--- Your objective ---
Copy out the data below, all of it, exactly.
(Beginning of Records to process)
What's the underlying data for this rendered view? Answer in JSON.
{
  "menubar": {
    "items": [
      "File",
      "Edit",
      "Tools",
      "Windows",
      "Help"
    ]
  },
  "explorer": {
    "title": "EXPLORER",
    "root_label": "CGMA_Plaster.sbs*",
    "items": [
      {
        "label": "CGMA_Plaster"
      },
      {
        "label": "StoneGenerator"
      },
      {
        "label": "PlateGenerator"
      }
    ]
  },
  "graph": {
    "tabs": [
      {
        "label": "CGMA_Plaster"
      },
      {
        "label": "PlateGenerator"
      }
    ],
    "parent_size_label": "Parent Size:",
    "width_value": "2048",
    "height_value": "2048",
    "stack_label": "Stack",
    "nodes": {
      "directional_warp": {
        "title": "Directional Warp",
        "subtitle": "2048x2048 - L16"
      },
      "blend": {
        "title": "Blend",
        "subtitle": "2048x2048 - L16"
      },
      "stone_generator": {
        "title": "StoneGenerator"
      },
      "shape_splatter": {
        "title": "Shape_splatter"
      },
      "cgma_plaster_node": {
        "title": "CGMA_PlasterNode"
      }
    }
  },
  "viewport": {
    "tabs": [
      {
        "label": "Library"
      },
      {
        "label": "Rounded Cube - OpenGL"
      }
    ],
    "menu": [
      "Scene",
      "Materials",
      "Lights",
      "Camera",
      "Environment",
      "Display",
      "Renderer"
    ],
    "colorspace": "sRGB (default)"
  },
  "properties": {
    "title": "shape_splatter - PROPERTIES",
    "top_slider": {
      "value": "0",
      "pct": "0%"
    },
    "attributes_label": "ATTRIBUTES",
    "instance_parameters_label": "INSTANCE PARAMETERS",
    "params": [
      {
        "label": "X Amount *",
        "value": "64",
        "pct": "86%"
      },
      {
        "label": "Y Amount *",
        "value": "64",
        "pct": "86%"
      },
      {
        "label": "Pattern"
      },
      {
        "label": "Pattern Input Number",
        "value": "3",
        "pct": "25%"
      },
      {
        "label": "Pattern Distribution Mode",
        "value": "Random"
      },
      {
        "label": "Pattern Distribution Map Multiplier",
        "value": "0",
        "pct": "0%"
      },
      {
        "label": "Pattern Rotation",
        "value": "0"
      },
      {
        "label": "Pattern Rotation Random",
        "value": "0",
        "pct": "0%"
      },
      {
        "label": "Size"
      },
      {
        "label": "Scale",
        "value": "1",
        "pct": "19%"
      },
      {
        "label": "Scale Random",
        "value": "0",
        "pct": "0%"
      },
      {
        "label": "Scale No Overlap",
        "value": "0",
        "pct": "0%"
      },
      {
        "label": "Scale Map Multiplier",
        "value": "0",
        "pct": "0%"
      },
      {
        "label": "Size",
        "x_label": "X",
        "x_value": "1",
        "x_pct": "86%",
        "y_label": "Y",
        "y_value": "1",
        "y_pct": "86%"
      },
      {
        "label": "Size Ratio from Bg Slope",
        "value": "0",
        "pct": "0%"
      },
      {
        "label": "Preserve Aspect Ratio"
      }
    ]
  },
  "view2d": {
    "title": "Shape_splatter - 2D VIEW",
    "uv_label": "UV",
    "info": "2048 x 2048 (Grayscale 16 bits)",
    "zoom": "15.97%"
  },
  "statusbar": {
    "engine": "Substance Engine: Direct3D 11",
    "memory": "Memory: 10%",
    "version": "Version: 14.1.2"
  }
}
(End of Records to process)
--- Exercise answer ---
What's the underlying data for this rendered view? Answer in JSON.
{
  "menubar": {
    "items": [
      "File",
      "Edit",
      "Tools",
      "Windows",
      "Help"
    ]
  },
  "explorer": {
    "title": "EXPLORER",
    "root_label": "CGMA_Plaster.sbs*",
    "items": [
      {
        "label": "CGMA_Plaster"
      },
      {
        "label": "StoneGenerator"
      },
      {
        "label": "PlateGenerator"
      }
    ]
  },
  "graph": {
    "tabs": [
      {
        "label": "CGMA_Plaster"
      },
      {
        "label": "PlateGenerator"
      }
    ],
    "parent_size_label": "Parent Size:",
    "width_value": "2048",
    "height_value": "2048",
    "stack_label": "Stack",
    "nodes": {
      "directional_warp": {
        "title": "Directional Warp",
        "subtitle": "2048x2048 - L16"
      },
      "blend": {
        "title": "Blend",
        "subtitle": "2048x2048 - L16"
      },
      "stone_generator": {
        "title": "StoneGenerator"
      },
      "shape_splatter": {
        "title": "Shape_splatter"
      },
      "cgma_plaster_node": {
        "title": "CGMA_PlasterNode"
      }
    }
  },
  "viewport": {
    "tabs": [
      {
        "label": "Library"
      },
      {
        "label": "Rounded Cube - OpenGL"
      }
    ],
    "menu": [
      "Scene",
      "Materials",
      "Lights",
      "Camera",
      "Environment",
      "Display",
      "Renderer"
    ],
    "colorspace": "sRGB (default)"
  },
  "properties": {
    "title": "shape_splatter - PROPERTIES",
    "top_slider": {
      "value": "0",
      "pct": "0%"
    },
    "attributes_label": "ATTRIBUTES",
    "instance_parameters_label": "INSTANCE PARAMETERS",
    "params": [
      {
        "label": "X Amount *",
        "value": "64",
        "pct": "86%"
      },
      {
        "label": "Y Amount *",
        "value": "64",
        "pct": "86%"
      },
      {
        "label": "Pattern"
      },
      {
        "label": "Pattern Input Number",
        "value": "3",
        "pct": "25%"
      },
      {
        "label": "Pattern Distribution Mode",
        "value": "Random"
      },
      {
        "label": "Pattern Distribution Map Multiplier",
        "value": "0",
        "pct": "0%"
      },
      {
        "label": "Pattern Rotation",
        "value": "0"
      },
      {
        "label": "Pattern Rotation Random",
        "value": "0",
        "pct": "0%"
      },
      {
        "label": "Size"
      },
      {
        "label": "Scale",
        "value": "1",
        "pct": "19%"
      },
      {
        "label": "Scale Random",
        "value": "0",
        "pct": "0%"
      },
      {
        "label": "Scale No Overlap",
        "value": "0",
        "pct": "0%"
      },
      {
        "label": "Scale Map Multiplier",
        "value": "0",
        "pct": "0%"
      },
      {
        "label": "Size",
        "x_label": "X",
        "x_value": "1",
        "x_pct": "86%",
        "y_label": "Y",
        "y_value": "1",
        "y_pct": "86%"
      },
      {
        "label": "Size Ratio from Bg Slope",
        "value": "0",
        "pct": "0%"
      },
      {
        "label": "Preserve Aspect Ratio"
      }
    ]
  },
  "view2d": {
    "title": "Shape_splatter - 2D VIEW",
    "uv_label": "UV",
    "info": "2048 x 2048 (Grayscale 16 bits)",
    "zoom": "15.97%"
  },
  "statusbar": {
    "engine": "Substance Engine: Direct3D 11",
    "memory": "Memory: 10%",
    "version": "Version: 14.1.2"
  }
}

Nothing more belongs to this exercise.